*ABOUT THIS EXERCISE:* Retype the records below word for word and omit any image.

*STUDY MATERIAL:*
——

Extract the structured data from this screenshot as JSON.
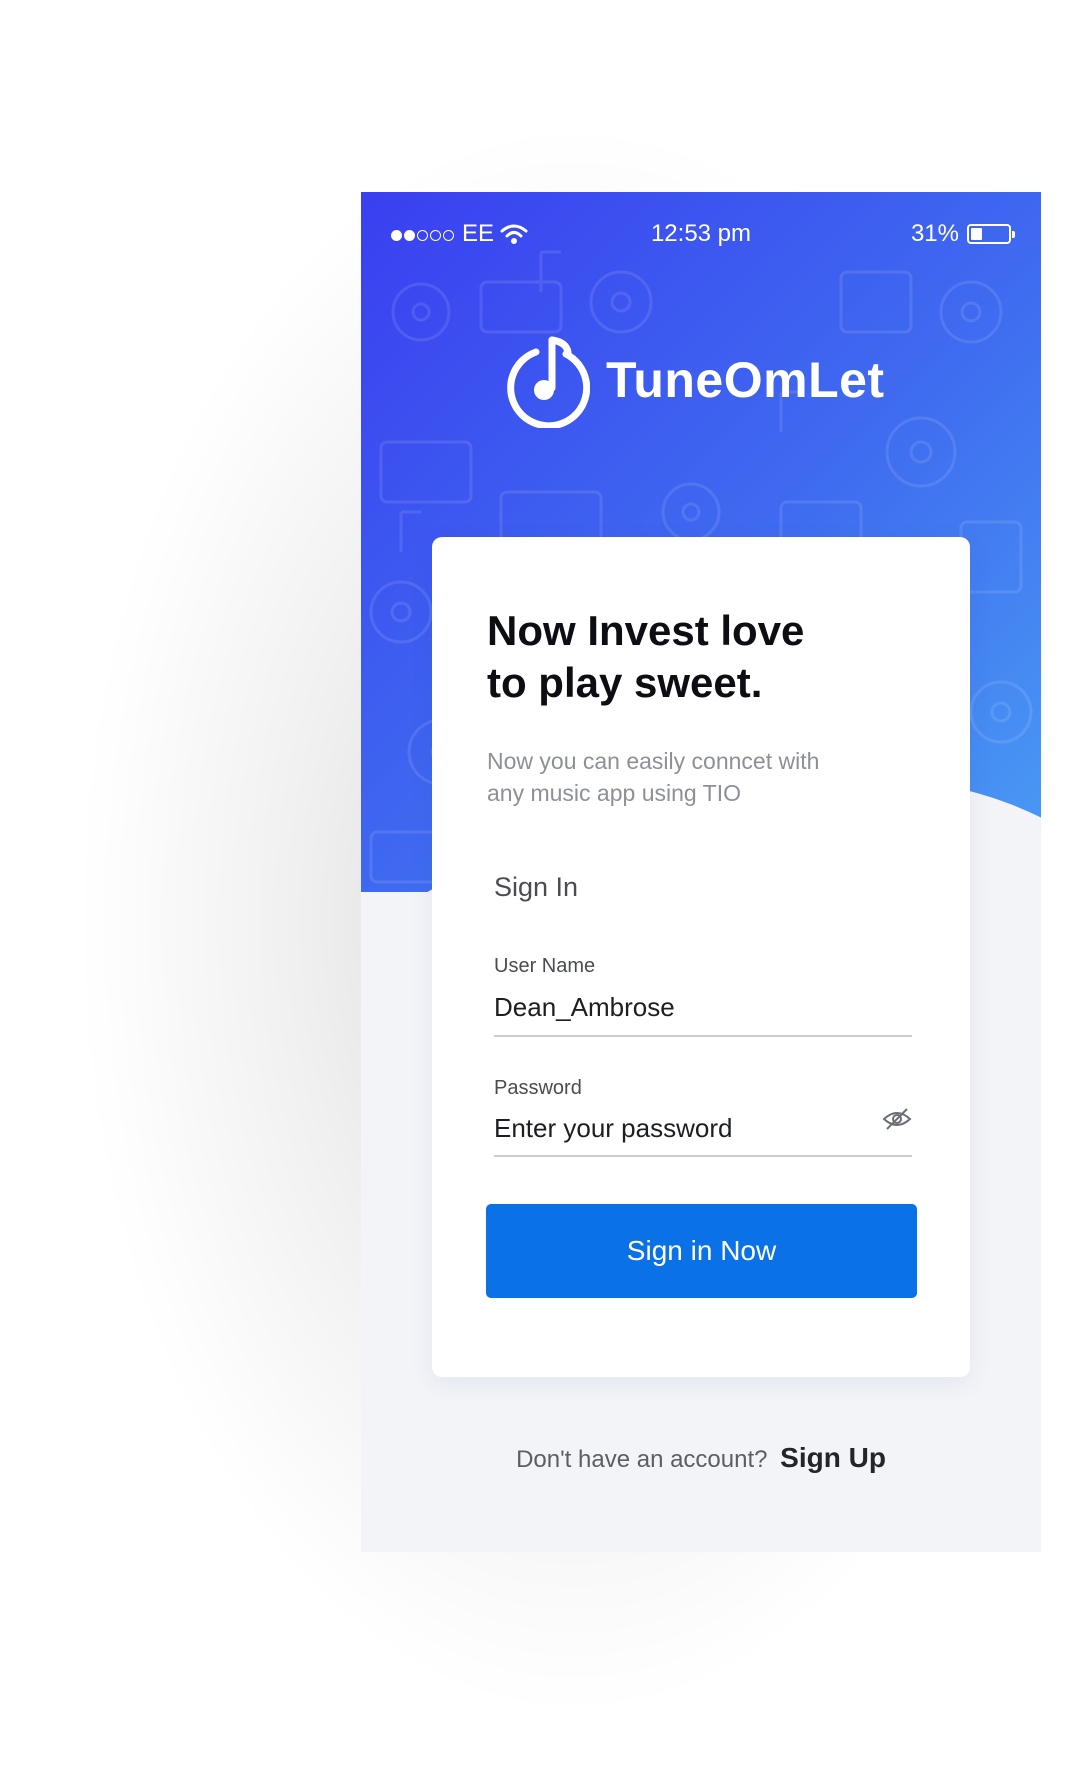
{
  "status_bar": {
    "carrier": "EE",
    "time": "12:53 pm",
    "battery": "31%",
    "battery_level": 0.31,
    "signal_bars_filled": 2,
    "signal_bars_total": 5
  },
  "brand": {
    "name": "TuneOmLet",
    "icon": "music-note-circle-icon"
  },
  "card": {
    "headline_line1": "Now Invest  love",
    "headline_line2": "to play sweet.",
    "subtext_line1": "Now you can easily conncet with",
    "subtext_line2": "any music app using TIO",
    "section_title": "Sign In",
    "username": {
      "label": "User Name",
      "value": "Dean_Ambrose"
    },
    "password": {
      "label": "Password",
      "placeholder": "Enter your password",
      "toggle_icon": "eye-hidden-icon"
    },
    "submit_label": "Sign in Now"
  },
  "footer": {
    "prompt": "Don't have an account?",
    "link_label": "Sign Up"
  },
  "colors": {
    "hero_start": "#3a3ff0",
    "hero_end": "#4a9df4",
    "button": "#0a72e6",
    "background": "#f3f4f8"
  }
}
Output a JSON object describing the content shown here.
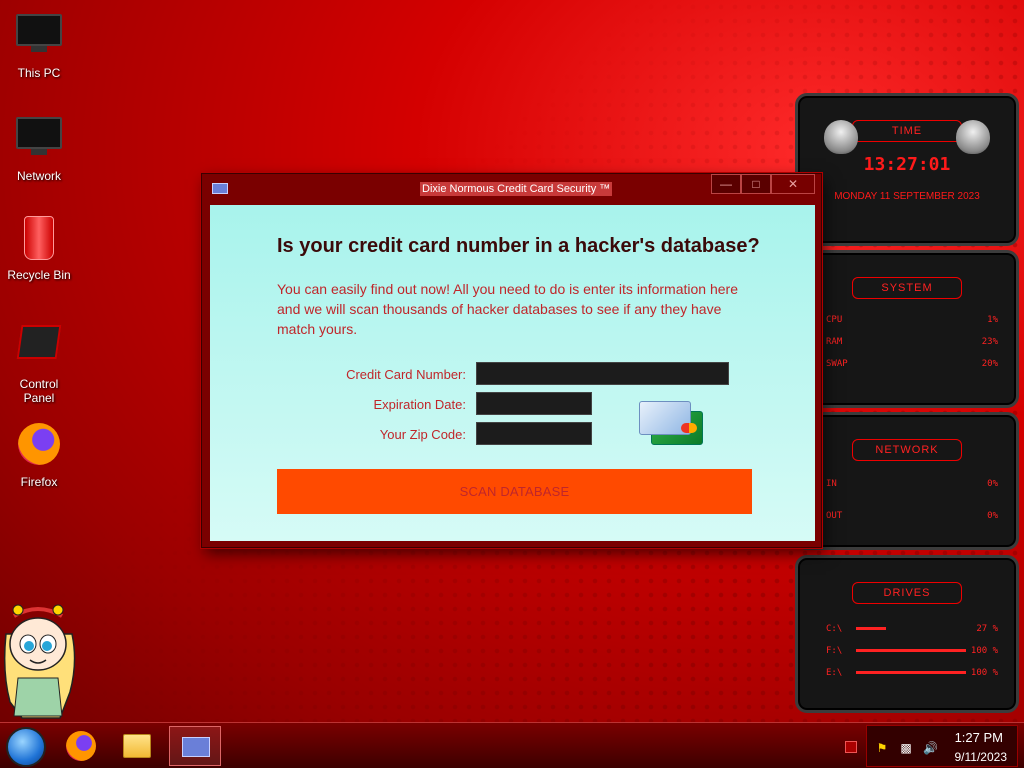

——

*EXERCISE ANSWER:*
Extract the structured data from this screenshot as JSON.
{
  "status_bar": {
    "carrier": "EE",
    "time": "12:53 pm",
    "battery": "31%",
    "battery_level": 0.31,
    "signal_bars_filled": 2,
    "signal_bars_total": 5
  },
  "brand": {
    "name": "TuneOmLet",
    "icon": "music-note-circle-icon"
  },
  "card": {
    "headline_line1": "Now Invest  love",
    "headline_line2": "to play sweet.",
    "subtext_line1": "Now you can easily conncet with",
    "subtext_line2": "any music app using TIO",
    "section_title": "Sign In",
    "username": {
      "label": "User Name",
      "value": "Dean_Ambrose"
    },
    "password": {
      "label": "Password",
      "placeholder": "Enter your password",
      "toggle_icon": "eye-hidden-icon"
    },
    "submit_label": "Sign in Now"
  },
  "footer": {
    "prompt": "Don't have an account?",
    "link_label": "Sign Up"
  },
  "colors": {
    "hero_start": "#3a3ff0",
    "hero_end": "#4a9df4",
    "button": "#0a72e6",
    "background": "#f3f4f8"
  }
}
Output a JSON object describing the content shown here.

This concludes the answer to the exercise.